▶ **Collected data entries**
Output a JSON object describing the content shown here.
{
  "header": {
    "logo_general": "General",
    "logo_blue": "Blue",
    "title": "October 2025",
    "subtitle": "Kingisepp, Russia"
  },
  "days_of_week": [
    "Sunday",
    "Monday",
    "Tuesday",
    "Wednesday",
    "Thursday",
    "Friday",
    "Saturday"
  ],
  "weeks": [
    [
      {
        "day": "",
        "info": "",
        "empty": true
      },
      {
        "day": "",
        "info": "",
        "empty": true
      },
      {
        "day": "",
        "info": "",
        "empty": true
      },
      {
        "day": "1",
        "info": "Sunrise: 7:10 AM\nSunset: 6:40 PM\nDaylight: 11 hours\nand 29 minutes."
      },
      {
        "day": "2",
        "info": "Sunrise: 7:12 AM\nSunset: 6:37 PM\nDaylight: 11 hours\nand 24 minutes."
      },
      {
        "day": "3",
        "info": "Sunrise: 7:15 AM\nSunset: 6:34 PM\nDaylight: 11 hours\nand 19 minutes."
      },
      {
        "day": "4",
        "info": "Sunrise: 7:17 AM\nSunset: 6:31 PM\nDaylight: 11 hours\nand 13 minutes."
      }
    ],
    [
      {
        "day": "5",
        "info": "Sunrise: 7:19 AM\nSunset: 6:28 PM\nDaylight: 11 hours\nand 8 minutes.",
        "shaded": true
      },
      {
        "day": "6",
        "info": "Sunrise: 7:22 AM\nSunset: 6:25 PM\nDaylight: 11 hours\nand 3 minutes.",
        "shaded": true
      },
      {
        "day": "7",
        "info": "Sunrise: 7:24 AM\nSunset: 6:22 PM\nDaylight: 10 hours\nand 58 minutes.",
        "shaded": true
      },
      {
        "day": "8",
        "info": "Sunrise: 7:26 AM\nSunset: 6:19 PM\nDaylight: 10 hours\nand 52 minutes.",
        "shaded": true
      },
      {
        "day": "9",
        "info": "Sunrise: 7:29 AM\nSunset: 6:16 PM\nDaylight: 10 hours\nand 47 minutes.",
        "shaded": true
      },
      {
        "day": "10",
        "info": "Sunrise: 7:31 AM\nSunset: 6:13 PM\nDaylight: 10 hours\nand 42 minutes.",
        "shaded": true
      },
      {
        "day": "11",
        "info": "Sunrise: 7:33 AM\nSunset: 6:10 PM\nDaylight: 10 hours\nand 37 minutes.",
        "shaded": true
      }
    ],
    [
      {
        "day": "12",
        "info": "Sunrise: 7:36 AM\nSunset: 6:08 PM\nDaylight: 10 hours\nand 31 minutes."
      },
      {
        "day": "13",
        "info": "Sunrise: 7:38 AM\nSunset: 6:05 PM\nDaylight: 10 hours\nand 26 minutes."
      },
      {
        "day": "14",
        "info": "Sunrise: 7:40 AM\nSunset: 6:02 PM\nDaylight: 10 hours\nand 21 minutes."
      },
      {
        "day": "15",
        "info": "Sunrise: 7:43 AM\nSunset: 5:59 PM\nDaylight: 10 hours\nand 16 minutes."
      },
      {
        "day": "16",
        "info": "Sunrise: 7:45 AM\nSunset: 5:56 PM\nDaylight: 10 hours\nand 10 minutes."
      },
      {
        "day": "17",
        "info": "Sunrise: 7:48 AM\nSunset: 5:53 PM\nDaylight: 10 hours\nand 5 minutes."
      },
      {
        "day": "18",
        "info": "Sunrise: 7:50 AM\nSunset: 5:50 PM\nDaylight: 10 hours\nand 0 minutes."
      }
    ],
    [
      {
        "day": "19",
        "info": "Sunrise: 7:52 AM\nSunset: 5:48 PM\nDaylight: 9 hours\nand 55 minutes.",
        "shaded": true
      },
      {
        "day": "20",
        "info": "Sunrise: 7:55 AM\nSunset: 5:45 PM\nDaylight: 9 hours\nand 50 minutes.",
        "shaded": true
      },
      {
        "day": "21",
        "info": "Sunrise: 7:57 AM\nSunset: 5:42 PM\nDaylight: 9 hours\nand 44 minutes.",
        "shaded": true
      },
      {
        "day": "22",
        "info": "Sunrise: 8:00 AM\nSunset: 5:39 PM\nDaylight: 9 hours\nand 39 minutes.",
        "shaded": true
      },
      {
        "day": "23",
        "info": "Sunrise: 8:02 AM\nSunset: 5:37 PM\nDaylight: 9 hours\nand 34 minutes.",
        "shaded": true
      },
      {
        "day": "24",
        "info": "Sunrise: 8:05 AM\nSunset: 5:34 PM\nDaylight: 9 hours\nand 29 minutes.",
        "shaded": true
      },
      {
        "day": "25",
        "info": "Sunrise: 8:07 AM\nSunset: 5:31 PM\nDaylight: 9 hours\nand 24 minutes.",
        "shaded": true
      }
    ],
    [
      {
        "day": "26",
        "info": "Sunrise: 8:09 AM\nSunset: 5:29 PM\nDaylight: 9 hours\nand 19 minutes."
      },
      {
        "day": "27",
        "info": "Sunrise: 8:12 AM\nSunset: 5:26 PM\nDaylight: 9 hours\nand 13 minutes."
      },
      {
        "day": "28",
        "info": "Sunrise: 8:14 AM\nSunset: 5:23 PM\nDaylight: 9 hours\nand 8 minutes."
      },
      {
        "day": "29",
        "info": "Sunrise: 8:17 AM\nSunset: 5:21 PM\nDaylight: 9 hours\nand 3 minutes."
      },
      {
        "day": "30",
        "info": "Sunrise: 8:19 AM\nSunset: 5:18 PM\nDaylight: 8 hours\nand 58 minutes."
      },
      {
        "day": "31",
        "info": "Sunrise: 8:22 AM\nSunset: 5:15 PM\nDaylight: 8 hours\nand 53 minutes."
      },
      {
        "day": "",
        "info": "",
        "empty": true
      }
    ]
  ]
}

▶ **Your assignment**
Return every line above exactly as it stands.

▶ **Solution for this problem**
Output a JSON object describing the content shown here.
{
  "header": {
    "logo_general": "General",
    "logo_blue": "Blue",
    "title": "October 2025",
    "subtitle": "Kingisepp, Russia"
  },
  "days_of_week": [
    "Sunday",
    "Monday",
    "Tuesday",
    "Wednesday",
    "Thursday",
    "Friday",
    "Saturday"
  ],
  "weeks": [
    [
      {
        "day": "",
        "info": "",
        "empty": true
      },
      {
        "day": "",
        "info": "",
        "empty": true
      },
      {
        "day": "",
        "info": "",
        "empty": true
      },
      {
        "day": "1",
        "info": "Sunrise: 7:10 AM\nSunset: 6:40 PM\nDaylight: 11 hours\nand 29 minutes."
      },
      {
        "day": "2",
        "info": "Sunrise: 7:12 AM\nSunset: 6:37 PM\nDaylight: 11 hours\nand 24 minutes."
      },
      {
        "day": "3",
        "info": "Sunrise: 7:15 AM\nSunset: 6:34 PM\nDaylight: 11 hours\nand 19 minutes."
      },
      {
        "day": "4",
        "info": "Sunrise: 7:17 AM\nSunset: 6:31 PM\nDaylight: 11 hours\nand 13 minutes."
      }
    ],
    [
      {
        "day": "5",
        "info": "Sunrise: 7:19 AM\nSunset: 6:28 PM\nDaylight: 11 hours\nand 8 minutes.",
        "shaded": true
      },
      {
        "day": "6",
        "info": "Sunrise: 7:22 AM\nSunset: 6:25 PM\nDaylight: 11 hours\nand 3 minutes.",
        "shaded": true
      },
      {
        "day": "7",
        "info": "Sunrise: 7:24 AM\nSunset: 6:22 PM\nDaylight: 10 hours\nand 58 minutes.",
        "shaded": true
      },
      {
        "day": "8",
        "info": "Sunrise: 7:26 AM\nSunset: 6:19 PM\nDaylight: 10 hours\nand 52 minutes.",
        "shaded": true
      },
      {
        "day": "9",
        "info": "Sunrise: 7:29 AM\nSunset: 6:16 PM\nDaylight: 10 hours\nand 47 minutes.",
        "shaded": true
      },
      {
        "day": "10",
        "info": "Sunrise: 7:31 AM\nSunset: 6:13 PM\nDaylight: 10 hours\nand 42 minutes.",
        "shaded": true
      },
      {
        "day": "11",
        "info": "Sunrise: 7:33 AM\nSunset: 6:10 PM\nDaylight: 10 hours\nand 37 minutes.",
        "shaded": true
      }
    ],
    [
      {
        "day": "12",
        "info": "Sunrise: 7:36 AM\nSunset: 6:08 PM\nDaylight: 10 hours\nand 31 minutes."
      },
      {
        "day": "13",
        "info": "Sunrise: 7:38 AM\nSunset: 6:05 PM\nDaylight: 10 hours\nand 26 minutes."
      },
      {
        "day": "14",
        "info": "Sunrise: 7:40 AM\nSunset: 6:02 PM\nDaylight: 10 hours\nand 21 minutes."
      },
      {
        "day": "15",
        "info": "Sunrise: 7:43 AM\nSunset: 5:59 PM\nDaylight: 10 hours\nand 16 minutes."
      },
      {
        "day": "16",
        "info": "Sunrise: 7:45 AM\nSunset: 5:56 PM\nDaylight: 10 hours\nand 10 minutes."
      },
      {
        "day": "17",
        "info": "Sunrise: 7:48 AM\nSunset: 5:53 PM\nDaylight: 10 hours\nand 5 minutes."
      },
      {
        "day": "18",
        "info": "Sunrise: 7:50 AM\nSunset: 5:50 PM\nDaylight: 10 hours\nand 0 minutes."
      }
    ],
    [
      {
        "day": "19",
        "info": "Sunrise: 7:52 AM\nSunset: 5:48 PM\nDaylight: 9 hours\nand 55 minutes.",
        "shaded": true
      },
      {
        "day": "20",
        "info": "Sunrise: 7:55 AM\nSunset: 5:45 PM\nDaylight: 9 hours\nand 50 minutes.",
        "shaded": true
      },
      {
        "day": "21",
        "info": "Sunrise: 7:57 AM\nSunset: 5:42 PM\nDaylight: 9 hours\nand 44 minutes.",
        "shaded": true
      },
      {
        "day": "22",
        "info": "Sunrise: 8:00 AM\nSunset: 5:39 PM\nDaylight: 9 hours\nand 39 minutes.",
        "shaded": true
      },
      {
        "day": "23",
        "info": "Sunrise: 8:02 AM\nSunset: 5:37 PM\nDaylight: 9 hours\nand 34 minutes.",
        "shaded": true
      },
      {
        "day": "24",
        "info": "Sunrise: 8:05 AM\nSunset: 5:34 PM\nDaylight: 9 hours\nand 29 minutes.",
        "shaded": true
      },
      {
        "day": "25",
        "info": "Sunrise: 8:07 AM\nSunset: 5:31 PM\nDaylight: 9 hours\nand 24 minutes.",
        "shaded": true
      }
    ],
    [
      {
        "day": "26",
        "info": "Sunrise: 8:09 AM\nSunset: 5:29 PM\nDaylight: 9 hours\nand 19 minutes."
      },
      {
        "day": "27",
        "info": "Sunrise: 8:12 AM\nSunset: 5:26 PM\nDaylight: 9 hours\nand 13 minutes."
      },
      {
        "day": "28",
        "info": "Sunrise: 8:14 AM\nSunset: 5:23 PM\nDaylight: 9 hours\nand 8 minutes."
      },
      {
        "day": "29",
        "info": "Sunrise: 8:17 AM\nSunset: 5:21 PM\nDaylight: 9 hours\nand 3 minutes."
      },
      {
        "day": "30",
        "info": "Sunrise: 8:19 AM\nSunset: 5:18 PM\nDaylight: 8 hours\nand 58 minutes."
      },
      {
        "day": "31",
        "info": "Sunrise: 8:22 AM\nSunset: 5:15 PM\nDaylight: 8 hours\nand 53 minutes."
      },
      {
        "day": "",
        "info": "",
        "empty": true
      }
    ]
  ]
}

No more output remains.